Descending into the plunge, you are then faced with a steep climb into the Pardon Hairpin. This is almost a first gear corner, with wheel spin common as many cars lift a wheel going to ground level.
There can’t be many people other than the Duke of Richmond who can say their driveway is a Coast racebut the competitors then pass in front of one of the two houses accessible only by the hill course.
Another quick right turn follows as the elevation gradually increases.
Then the cars weave their way through the Esses before a steep climb to the left.
The course ends with a bend called the Semi-Circle. It requires nerves of steel and full commitment as the outside of the bend is a blind incline that stretches about 150 feet to the brush below. You don’t want to leave here.
If you have reached this point, you cross the finish line. While the fastest cars dipped into the day’s high 47-second range, the all-time record held by Wallace Menzies in a Gould GR59 (a 650+ horsepower single-seater) stands at 34.65 seconds.
A unique feature compared to other hill climbs in the UK is a separate back road, which means the cars can continuously attack the hill at 30 second intervals.
Seeing how different types of cars have done this has been interesting. While many front-wheel-drive cars managed throttle and steering inputs to control understeer, rear-wheel-drive cars did the same to avoid spinning.
Grassroots motorsport events are a really special thing and while that might be a bold claim, I think Britain does them better than most. Rallye Prescott is definitely a sum of its parts. With a visually stunning venue steeped in history, a mix of incredible cars and the UK’s quintessential enthusiasm for motorsport, this is a British climb to the T.
So maybe the traditional elements live on, just with a wider variety of cars? Events like the Rallye Prescott can only be a good thing, mixing two different types of motorsport to bring together different enthusiasts.

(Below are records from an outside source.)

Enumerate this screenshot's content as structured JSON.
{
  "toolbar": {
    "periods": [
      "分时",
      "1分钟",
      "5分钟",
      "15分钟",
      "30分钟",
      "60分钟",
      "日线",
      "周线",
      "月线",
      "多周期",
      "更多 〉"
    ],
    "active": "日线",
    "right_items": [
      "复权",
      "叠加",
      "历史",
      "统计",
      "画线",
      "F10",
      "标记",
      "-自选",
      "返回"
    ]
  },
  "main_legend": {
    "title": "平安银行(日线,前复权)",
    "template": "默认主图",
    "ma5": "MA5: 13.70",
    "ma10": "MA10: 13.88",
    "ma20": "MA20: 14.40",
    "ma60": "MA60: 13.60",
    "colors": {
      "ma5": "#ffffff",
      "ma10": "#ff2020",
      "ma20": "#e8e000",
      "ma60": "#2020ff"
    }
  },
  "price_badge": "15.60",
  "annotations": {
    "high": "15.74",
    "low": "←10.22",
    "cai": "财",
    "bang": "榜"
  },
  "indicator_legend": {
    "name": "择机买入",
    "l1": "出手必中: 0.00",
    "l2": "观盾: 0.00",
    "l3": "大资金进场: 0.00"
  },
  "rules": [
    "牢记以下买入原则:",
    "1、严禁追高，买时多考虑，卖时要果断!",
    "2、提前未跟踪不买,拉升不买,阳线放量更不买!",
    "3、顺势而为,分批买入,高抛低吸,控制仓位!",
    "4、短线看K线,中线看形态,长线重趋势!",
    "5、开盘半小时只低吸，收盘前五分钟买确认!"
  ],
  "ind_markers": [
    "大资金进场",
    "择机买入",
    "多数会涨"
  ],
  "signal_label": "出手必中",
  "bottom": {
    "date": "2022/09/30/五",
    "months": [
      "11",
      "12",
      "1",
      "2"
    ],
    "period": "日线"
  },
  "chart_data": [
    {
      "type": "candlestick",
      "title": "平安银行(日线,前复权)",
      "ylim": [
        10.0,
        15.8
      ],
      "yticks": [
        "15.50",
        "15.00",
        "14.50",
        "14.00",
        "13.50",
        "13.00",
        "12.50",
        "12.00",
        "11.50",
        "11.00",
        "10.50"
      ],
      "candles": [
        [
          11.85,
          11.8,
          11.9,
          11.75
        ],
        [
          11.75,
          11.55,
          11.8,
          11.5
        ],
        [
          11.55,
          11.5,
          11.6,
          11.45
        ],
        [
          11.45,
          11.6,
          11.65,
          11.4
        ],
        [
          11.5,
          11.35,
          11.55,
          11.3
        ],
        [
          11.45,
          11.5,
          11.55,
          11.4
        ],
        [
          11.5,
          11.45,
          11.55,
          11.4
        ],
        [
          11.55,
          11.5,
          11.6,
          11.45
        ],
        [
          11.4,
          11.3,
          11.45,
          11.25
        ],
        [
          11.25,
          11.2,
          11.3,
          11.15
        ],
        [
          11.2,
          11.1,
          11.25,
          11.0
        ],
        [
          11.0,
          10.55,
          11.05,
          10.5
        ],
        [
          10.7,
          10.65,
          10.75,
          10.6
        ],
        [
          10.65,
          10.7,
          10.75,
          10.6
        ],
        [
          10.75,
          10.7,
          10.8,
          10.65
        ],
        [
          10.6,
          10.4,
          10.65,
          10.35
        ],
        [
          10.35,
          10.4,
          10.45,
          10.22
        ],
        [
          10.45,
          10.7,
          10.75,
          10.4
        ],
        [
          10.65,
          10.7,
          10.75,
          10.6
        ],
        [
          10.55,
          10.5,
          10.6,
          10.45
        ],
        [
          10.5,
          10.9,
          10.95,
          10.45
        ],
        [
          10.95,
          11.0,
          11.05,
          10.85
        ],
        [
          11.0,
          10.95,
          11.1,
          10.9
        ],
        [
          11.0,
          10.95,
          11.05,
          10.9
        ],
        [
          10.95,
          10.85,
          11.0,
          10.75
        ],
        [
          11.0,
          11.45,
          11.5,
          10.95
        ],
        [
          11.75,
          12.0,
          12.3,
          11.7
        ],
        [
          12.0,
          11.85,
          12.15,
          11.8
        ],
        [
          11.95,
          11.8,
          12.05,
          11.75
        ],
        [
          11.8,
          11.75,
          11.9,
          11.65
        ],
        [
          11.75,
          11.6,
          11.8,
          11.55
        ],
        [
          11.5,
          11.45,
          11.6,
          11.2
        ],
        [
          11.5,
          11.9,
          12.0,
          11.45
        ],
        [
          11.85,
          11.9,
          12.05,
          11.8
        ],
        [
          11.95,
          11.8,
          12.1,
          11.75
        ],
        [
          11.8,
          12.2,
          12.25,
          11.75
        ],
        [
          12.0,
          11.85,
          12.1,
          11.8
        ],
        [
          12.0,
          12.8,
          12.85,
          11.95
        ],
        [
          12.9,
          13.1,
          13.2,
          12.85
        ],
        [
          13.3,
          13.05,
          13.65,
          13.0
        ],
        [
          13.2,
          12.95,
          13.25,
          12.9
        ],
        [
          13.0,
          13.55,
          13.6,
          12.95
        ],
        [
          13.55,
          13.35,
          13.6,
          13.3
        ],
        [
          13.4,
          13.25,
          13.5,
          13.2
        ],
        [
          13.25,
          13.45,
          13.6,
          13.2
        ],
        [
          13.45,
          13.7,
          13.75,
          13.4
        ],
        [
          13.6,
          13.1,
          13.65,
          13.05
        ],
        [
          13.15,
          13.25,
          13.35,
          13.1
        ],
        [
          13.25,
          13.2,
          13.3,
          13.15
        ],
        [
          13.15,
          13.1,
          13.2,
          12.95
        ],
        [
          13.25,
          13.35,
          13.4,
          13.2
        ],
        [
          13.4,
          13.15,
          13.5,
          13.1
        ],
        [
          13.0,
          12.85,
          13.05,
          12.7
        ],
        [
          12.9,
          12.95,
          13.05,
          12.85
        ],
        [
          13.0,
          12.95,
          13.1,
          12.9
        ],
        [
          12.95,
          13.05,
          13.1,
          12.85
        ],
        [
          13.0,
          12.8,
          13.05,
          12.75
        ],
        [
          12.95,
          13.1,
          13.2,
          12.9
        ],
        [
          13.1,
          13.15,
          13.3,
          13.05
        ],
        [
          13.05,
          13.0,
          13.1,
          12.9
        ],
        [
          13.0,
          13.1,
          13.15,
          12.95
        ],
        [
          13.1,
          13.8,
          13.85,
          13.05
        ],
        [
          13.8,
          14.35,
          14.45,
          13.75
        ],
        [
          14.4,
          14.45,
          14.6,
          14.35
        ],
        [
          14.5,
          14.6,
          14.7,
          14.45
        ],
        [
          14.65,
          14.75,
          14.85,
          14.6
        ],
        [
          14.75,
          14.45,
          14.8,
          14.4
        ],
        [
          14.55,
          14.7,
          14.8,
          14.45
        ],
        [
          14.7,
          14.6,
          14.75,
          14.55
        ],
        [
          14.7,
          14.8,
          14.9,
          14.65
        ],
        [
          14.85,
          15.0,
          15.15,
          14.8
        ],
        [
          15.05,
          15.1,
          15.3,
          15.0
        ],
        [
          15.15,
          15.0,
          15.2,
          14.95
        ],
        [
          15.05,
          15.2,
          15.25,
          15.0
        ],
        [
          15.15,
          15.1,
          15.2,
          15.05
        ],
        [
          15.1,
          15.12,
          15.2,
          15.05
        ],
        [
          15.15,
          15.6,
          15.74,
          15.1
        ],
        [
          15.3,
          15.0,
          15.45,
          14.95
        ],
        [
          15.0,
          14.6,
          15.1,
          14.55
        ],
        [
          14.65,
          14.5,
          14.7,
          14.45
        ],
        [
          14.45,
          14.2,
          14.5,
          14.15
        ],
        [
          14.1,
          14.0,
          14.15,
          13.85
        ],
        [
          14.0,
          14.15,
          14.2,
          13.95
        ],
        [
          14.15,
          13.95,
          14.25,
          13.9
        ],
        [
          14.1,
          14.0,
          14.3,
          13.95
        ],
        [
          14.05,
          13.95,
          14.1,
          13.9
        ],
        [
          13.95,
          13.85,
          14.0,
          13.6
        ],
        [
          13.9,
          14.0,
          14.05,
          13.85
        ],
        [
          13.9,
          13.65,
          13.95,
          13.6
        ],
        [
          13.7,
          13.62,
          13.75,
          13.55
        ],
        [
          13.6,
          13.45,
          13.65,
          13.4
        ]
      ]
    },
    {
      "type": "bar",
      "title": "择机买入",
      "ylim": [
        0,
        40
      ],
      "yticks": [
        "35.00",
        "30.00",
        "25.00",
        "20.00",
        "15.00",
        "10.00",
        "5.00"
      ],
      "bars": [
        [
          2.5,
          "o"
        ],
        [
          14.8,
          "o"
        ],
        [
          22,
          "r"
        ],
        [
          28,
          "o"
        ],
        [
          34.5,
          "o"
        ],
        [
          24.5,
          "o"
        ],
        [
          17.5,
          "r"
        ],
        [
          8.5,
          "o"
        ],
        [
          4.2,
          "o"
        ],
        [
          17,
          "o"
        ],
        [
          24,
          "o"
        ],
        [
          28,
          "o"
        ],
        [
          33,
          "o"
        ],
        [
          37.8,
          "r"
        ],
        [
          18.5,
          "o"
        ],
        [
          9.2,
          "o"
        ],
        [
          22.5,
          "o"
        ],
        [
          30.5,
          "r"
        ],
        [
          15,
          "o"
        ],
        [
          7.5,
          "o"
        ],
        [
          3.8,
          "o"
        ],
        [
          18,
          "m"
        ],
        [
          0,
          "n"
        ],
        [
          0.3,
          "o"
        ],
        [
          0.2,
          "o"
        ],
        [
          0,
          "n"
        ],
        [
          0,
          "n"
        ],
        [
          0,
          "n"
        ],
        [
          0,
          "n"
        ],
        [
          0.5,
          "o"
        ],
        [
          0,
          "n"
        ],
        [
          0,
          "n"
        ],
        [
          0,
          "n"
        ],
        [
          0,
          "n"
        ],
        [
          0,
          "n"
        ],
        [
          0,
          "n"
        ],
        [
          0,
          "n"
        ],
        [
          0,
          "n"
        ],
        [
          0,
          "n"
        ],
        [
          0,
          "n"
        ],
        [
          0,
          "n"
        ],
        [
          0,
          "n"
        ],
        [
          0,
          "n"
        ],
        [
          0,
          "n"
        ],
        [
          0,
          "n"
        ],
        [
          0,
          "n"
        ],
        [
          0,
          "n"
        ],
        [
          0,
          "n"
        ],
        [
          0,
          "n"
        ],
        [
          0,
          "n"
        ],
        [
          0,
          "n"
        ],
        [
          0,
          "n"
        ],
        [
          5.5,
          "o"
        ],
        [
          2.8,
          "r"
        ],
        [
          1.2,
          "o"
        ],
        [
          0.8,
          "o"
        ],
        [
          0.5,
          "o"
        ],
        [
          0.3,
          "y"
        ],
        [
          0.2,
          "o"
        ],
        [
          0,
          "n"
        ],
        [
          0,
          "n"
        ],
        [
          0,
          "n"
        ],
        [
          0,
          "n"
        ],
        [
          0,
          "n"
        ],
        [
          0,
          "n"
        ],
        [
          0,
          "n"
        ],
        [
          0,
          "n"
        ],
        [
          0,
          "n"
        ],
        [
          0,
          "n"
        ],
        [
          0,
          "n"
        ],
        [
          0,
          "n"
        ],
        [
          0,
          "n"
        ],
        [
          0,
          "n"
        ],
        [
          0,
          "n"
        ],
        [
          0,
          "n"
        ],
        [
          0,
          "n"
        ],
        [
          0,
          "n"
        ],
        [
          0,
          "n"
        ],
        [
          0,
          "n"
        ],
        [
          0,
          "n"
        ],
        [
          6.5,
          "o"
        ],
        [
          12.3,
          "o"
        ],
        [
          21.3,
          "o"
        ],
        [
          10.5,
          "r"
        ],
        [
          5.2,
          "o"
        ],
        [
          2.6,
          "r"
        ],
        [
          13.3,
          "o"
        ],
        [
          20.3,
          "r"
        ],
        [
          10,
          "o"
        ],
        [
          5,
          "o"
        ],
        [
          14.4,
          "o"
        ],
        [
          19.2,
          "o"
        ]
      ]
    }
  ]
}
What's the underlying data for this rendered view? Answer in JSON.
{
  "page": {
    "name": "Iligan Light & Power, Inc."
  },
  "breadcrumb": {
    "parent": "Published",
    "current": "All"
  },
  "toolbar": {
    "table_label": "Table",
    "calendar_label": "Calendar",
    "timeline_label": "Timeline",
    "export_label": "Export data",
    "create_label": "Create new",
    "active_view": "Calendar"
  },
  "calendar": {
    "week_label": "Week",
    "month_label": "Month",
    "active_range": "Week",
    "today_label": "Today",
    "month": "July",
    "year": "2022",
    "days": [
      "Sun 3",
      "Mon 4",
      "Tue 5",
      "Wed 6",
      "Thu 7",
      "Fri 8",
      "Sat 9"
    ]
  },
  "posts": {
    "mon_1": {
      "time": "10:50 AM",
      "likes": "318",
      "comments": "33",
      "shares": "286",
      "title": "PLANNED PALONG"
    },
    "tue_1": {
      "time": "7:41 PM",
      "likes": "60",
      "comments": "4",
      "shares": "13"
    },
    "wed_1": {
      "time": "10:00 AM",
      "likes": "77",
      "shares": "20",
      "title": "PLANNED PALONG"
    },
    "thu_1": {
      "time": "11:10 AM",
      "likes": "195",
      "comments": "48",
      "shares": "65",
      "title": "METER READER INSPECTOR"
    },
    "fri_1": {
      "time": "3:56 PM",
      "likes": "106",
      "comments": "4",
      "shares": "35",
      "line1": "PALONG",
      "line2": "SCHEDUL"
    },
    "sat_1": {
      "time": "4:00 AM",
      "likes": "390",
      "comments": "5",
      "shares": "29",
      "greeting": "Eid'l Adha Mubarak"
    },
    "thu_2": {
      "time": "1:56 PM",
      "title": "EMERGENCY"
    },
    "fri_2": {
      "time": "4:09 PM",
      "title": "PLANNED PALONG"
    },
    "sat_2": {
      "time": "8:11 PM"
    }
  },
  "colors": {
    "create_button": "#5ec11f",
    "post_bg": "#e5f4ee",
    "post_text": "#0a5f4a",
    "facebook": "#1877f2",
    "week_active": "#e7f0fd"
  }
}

I won’t be holding my breath yet waiting for the pre-war Bugattis on the rally cross tracks.